-- Data extracts --
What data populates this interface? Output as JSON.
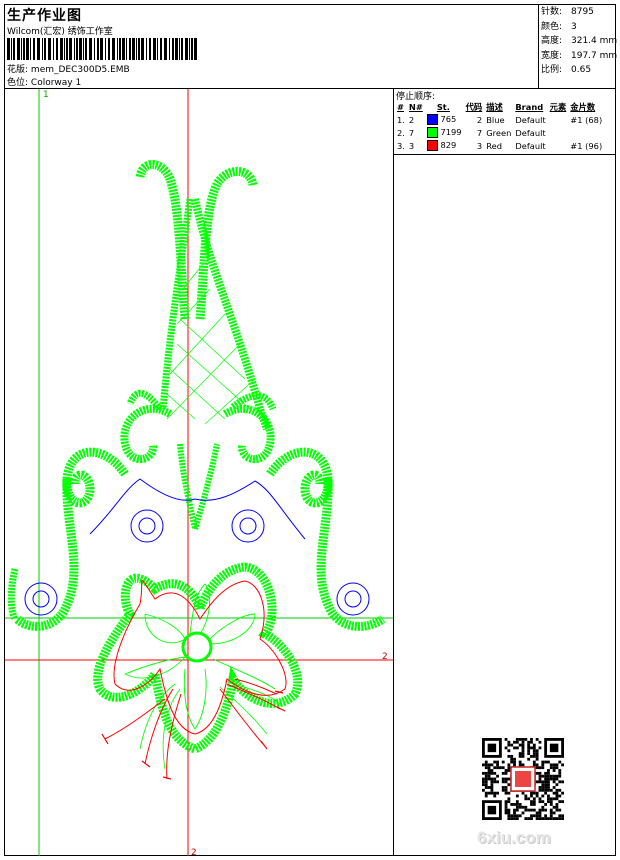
{
  "header": {
    "title": "生产作业图",
    "subtitle": "Wilcom(汇宏) 绣饰工作室",
    "design_label": "花版:",
    "design_value": "mem_DEC300D5.EMB",
    "colorway_label": "色位:",
    "colorway_value": "Colorway 1"
  },
  "stats": [
    {
      "label": "针数:",
      "value": "8795"
    },
    {
      "label": "颜色:",
      "value": "3"
    },
    {
      "label": "高度:",
      "value": "321.4 mm"
    },
    {
      "label": "宽度:",
      "value": "197.7 mm"
    },
    {
      "label": "比例:",
      "value": "0.65"
    }
  ],
  "stop_sequence": {
    "title": "停止顺序:",
    "columns": [
      "#",
      "N#",
      "St.",
      "代码",
      "描述",
      "Brand",
      "元素",
      "金片数"
    ],
    "rows": [
      {
        "idx": "1.",
        "n": "2",
        "color": "#0000ff",
        "st": "765",
        "code": "2",
        "desc": "Blue",
        "brand": "Default",
        "element": "",
        "sequins": "#1 (68)"
      },
      {
        "idx": "2.",
        "n": "7",
        "color": "#00ff00",
        "st": "7199",
        "code": "7",
        "desc": "Green",
        "brand": "Default",
        "element": "",
        "sequins": ""
      },
      {
        "idx": "3.",
        "n": "3",
        "color": "#ff0000",
        "st": "829",
        "code": "3",
        "desc": "Red",
        "brand": "Default",
        "element": "",
        "sequins": "#1 (96)"
      }
    ]
  },
  "guides": {
    "v1_label": "1",
    "h2_label": "2",
    "v2_label": "2"
  },
  "watermark": "6xiu.com",
  "colors": {
    "blue": "#0000ff",
    "green": "#00ff00",
    "red": "#ff0000",
    "guide_red": "#ff0000",
    "guide_green": "#00cc00"
  }
}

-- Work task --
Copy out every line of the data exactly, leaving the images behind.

-- Response to this task --
What data populates this interface? Output as JSON.
{
  "header": {
    "title": "生产作业图",
    "subtitle": "Wilcom(汇宏) 绣饰工作室",
    "design_label": "花版:",
    "design_value": "mem_DEC300D5.EMB",
    "colorway_label": "色位:",
    "colorway_value": "Colorway 1"
  },
  "stats": [
    {
      "label": "针数:",
      "value": "8795"
    },
    {
      "label": "颜色:",
      "value": "3"
    },
    {
      "label": "高度:",
      "value": "321.4 mm"
    },
    {
      "label": "宽度:",
      "value": "197.7 mm"
    },
    {
      "label": "比例:",
      "value": "0.65"
    }
  ],
  "stop_sequence": {
    "title": "停止顺序:",
    "columns": [
      "#",
      "N#",
      "St.",
      "代码",
      "描述",
      "Brand",
      "元素",
      "金片数"
    ],
    "rows": [
      {
        "idx": "1.",
        "n": "2",
        "color": "#0000ff",
        "st": "765",
        "code": "2",
        "desc": "Blue",
        "brand": "Default",
        "element": "",
        "sequins": "#1 (68)"
      },
      {
        "idx": "2.",
        "n": "7",
        "color": "#00ff00",
        "st": "7199",
        "code": "7",
        "desc": "Green",
        "brand": "Default",
        "element": "",
        "sequins": ""
      },
      {
        "idx": "3.",
        "n": "3",
        "color": "#ff0000",
        "st": "829",
        "code": "3",
        "desc": "Red",
        "brand": "Default",
        "element": "",
        "sequins": "#1 (96)"
      }
    ]
  },
  "guides": {
    "v1_label": "1",
    "h2_label": "2",
    "v2_label": "2"
  },
  "watermark": "6xiu.com",
  "colors": {
    "blue": "#0000ff",
    "green": "#00ff00",
    "red": "#ff0000",
    "guide_red": "#ff0000",
    "guide_green": "#00cc00"
  }
}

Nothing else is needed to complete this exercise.